Apparently, turns in the road reveal continued desert stretches. These are without measure, and there will need to be plenty of energy to keep the pace. But, as I wrote last time, recommencing by considering blessings helps provide for a running start. From there, my thoughts have been occupied with the idea of “reprieve mindset.” Being spared a crisis leads to a catharsis of both reprieve and of a liberty to choose other points of attention. How refreshing to be able to look beyond self survival! With the grace to do so, the same old can be viewed anew. Explorations that can leap the dead-end barriers can be reading and observing with renewed vision; tasting and listening with amended senses. Beneath fixed givens, there are variables I can change. Perhaps in such reevaluation is the badge of reprieve.
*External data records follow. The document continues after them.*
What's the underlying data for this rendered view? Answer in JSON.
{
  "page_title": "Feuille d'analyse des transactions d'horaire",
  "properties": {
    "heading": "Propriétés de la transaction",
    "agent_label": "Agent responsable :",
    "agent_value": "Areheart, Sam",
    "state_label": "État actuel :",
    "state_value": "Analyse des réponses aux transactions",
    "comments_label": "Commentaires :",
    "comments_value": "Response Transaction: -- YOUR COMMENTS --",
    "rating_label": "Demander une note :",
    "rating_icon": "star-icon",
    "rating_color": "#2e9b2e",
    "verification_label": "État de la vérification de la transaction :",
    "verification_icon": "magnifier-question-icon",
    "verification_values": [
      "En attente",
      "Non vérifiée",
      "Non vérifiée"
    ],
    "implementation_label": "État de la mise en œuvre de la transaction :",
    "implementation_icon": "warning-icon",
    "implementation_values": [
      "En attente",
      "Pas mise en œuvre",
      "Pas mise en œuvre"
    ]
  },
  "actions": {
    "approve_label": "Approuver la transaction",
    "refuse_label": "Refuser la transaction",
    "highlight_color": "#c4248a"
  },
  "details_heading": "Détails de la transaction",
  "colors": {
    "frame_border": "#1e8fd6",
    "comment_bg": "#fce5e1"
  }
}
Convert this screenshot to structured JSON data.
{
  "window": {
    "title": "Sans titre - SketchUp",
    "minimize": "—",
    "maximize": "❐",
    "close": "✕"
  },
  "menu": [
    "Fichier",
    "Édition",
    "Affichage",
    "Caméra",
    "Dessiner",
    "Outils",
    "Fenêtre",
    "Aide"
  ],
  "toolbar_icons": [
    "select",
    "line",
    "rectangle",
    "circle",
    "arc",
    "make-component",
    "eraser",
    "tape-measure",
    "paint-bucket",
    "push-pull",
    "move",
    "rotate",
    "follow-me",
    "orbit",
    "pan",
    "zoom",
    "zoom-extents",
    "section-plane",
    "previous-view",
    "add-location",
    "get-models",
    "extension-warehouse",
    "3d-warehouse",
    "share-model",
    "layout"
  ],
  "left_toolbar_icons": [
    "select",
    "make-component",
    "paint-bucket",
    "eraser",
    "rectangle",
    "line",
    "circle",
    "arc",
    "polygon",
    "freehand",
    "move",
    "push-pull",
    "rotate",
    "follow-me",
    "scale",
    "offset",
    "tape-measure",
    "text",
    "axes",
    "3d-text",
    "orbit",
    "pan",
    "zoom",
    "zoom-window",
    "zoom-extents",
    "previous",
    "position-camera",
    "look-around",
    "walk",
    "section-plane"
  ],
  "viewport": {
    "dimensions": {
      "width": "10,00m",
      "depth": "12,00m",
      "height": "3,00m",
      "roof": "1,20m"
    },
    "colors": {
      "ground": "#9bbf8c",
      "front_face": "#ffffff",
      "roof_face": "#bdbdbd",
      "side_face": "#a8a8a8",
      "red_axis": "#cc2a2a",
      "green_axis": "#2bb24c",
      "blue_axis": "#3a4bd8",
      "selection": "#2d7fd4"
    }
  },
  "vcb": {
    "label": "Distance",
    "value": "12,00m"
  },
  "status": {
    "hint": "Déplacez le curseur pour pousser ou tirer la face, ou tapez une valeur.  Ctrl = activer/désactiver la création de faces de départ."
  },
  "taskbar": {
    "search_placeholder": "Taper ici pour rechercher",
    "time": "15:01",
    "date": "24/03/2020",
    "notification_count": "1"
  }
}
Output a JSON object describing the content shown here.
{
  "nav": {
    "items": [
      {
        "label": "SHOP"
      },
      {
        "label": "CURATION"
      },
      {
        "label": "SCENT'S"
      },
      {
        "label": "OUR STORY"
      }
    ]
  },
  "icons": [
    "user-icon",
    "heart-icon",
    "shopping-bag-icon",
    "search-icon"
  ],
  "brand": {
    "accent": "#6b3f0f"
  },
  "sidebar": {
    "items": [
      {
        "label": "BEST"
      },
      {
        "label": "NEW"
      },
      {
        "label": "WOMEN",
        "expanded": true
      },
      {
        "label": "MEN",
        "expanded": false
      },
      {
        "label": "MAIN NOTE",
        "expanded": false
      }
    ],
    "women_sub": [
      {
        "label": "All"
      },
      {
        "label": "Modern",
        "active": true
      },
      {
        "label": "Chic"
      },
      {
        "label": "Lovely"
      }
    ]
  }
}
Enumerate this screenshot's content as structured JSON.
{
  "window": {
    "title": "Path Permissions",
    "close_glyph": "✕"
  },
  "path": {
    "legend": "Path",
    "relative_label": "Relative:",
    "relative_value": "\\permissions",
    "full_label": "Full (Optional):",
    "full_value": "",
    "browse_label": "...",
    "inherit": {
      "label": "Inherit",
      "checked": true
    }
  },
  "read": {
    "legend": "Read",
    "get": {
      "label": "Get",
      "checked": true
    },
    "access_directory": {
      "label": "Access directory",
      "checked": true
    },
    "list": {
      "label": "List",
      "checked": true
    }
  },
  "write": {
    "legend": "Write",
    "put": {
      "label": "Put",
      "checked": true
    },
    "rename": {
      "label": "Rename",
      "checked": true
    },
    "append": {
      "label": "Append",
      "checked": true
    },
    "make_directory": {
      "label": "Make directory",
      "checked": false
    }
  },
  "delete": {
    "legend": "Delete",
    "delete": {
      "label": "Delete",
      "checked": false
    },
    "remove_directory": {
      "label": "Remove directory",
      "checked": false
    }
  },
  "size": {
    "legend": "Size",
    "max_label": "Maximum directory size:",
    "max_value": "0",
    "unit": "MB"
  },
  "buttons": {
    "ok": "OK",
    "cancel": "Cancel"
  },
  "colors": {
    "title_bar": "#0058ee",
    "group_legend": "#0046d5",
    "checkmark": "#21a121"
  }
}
Discovering the good and constructive amidst cynical and impoverished times is an altering of local colors. Actual in the sense that a fuller spectrum of color is a reminder of vastness. Figurative in the sense that the soul must not dwell long in drab grimness. There must be references beyond genre shades, and perhaps that makes an immersion into dazzling colors something rather daring. Make note of what nourishes above and beyond times of consumptive cynicism. Though gloom and defeat, find unfettered graces. When I cannot remember God’s presence, that surely doesn’t mean I’ve been forgotten. Indeed, finding encouragement in despair is hard enough- yet I don’t give up trying to be the encouragement I seek. In this way, I can help effect my own renewal as well as be an ingredient in that of others. To bloom in the desert is to be able to vary one’s vistas, to see the flowers grow through the ruins. Locate the bright prospects- or listen for them.




So much is made of endurance, that it becomes an end rather than a means toward something greater. Distinguishing between means and ends reveals the purpose of perseverance. It’s easy to be swept into popular perceptions of “survival” as an entire self-enclosed competition. “Hanging on” is often made into a goal. But surely the soul’s destiny is greater than any refinement of coping skills. There are higher aspirations than the sake of movement. But it seems our progress is measured by motion and amassments. I’d rather think of my journals as ships’ ledgers instead. These are testaments of perseverance, reminding me that the times demanding endurance are steps toward a sure yet unseen glory. Abilities to abide and pursue continue to hold great value- both as offerings of support and as ways to help appreciate the present.




For me, to resolutely continue mustn’t be of the gritted teeth variety, but with expectant hope. There is a fine splitting-off between reluctant tolerance and making the best of things. Again, means and ends are distinct. Neither should be exclusive of the other, and both are necessary reminders for each other. Contemplative prayer seems to be both, and it causes me to wonder at praying for guidance (asking for means), given the limited aspects of distance vision. Yet I wouldn’t dream of ceasing to do so.

The indefinite soul and the finite earthbound self interlock as mysterious counterparts. It is necessarily so. Duns Scotus boldly differed from Aquinas when he asserted that soul and body are united for the sake of the soul’s highest aspirations. Creativity is manifested in the composite being. We gaze heavenward, with feet on the ground. The long road does have its consolations and treasures- with diligent navigation, these are continually revealed. This week’s humble example joined two small finds to the sum of an inward grin: an old Boston Globe that was used to interleave some ancient volumes opened to an ad for “Blue Band” pencils. Then, in a later, unrelated circumstance I found a box of these- which must have been made close to the 1929 date of the newspaper fragment. Artifacts from the Great Depression era, yet so scrupulously produced. Small treasures to remind me of my conduits. Inevitably if the ends are as yet imperceptible, perhaps the means can be enjoyable. In a similar sense, I don’t journal with a final entry in mind.